» **YOUR OBJECTIVE**
Produce a copy of every line in the records that holds the string "Dylan".

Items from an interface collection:
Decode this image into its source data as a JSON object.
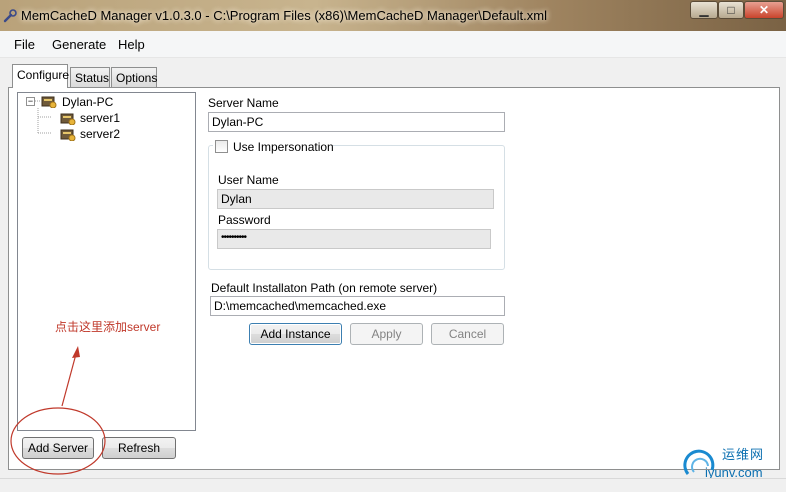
{
  "window": {
    "title": "MemCacheD Manager v1.0.3.0 - C:\\Program Files (x86)\\MemCacheD Manager\\Default.xml"
  },
  "menu": [
    "File",
    "Generate",
    "Help"
  ],
  "tabs": [
    "Configure",
    "Status",
    "Options"
  ],
  "tree": {
    "root": "Dylan-PC",
    "children": [
      "server1",
      "server2"
    ]
  },
  "form": {
    "server_name_label": "Server Name",
    "server_name_value": "Dylan-PC",
    "impersonation_label": "Use Impersonation",
    "impersonation_checked": false,
    "user_name_label": "User Name",
    "user_name_value": "Dylan",
    "password_label": "Password",
    "password_value": "••••••••••",
    "path_label": "Default Installaton Path (on remote server)",
    "path_value": "D:\\memcached\\memcached.exe"
  },
  "buttons": {
    "add_instance": "Add Instance",
    "apply": "Apply",
    "cancel": "Cancel",
    "add_server": "Add Server",
    "refresh": "Refresh"
  },
  "annotation": "点击这里添加server",
  "watermark": {
    "line1": "运维网",
    "line2": "iyunv.com"
  },
  "colors": {
    "annotation": "#c0392b",
    "close_button": "#c9442c"
  }
}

» **SOLUTION**
    "root": "Dylan-PC",
    "server_name_value": "Dylan-PC",
    "user_name_value": "Dylan",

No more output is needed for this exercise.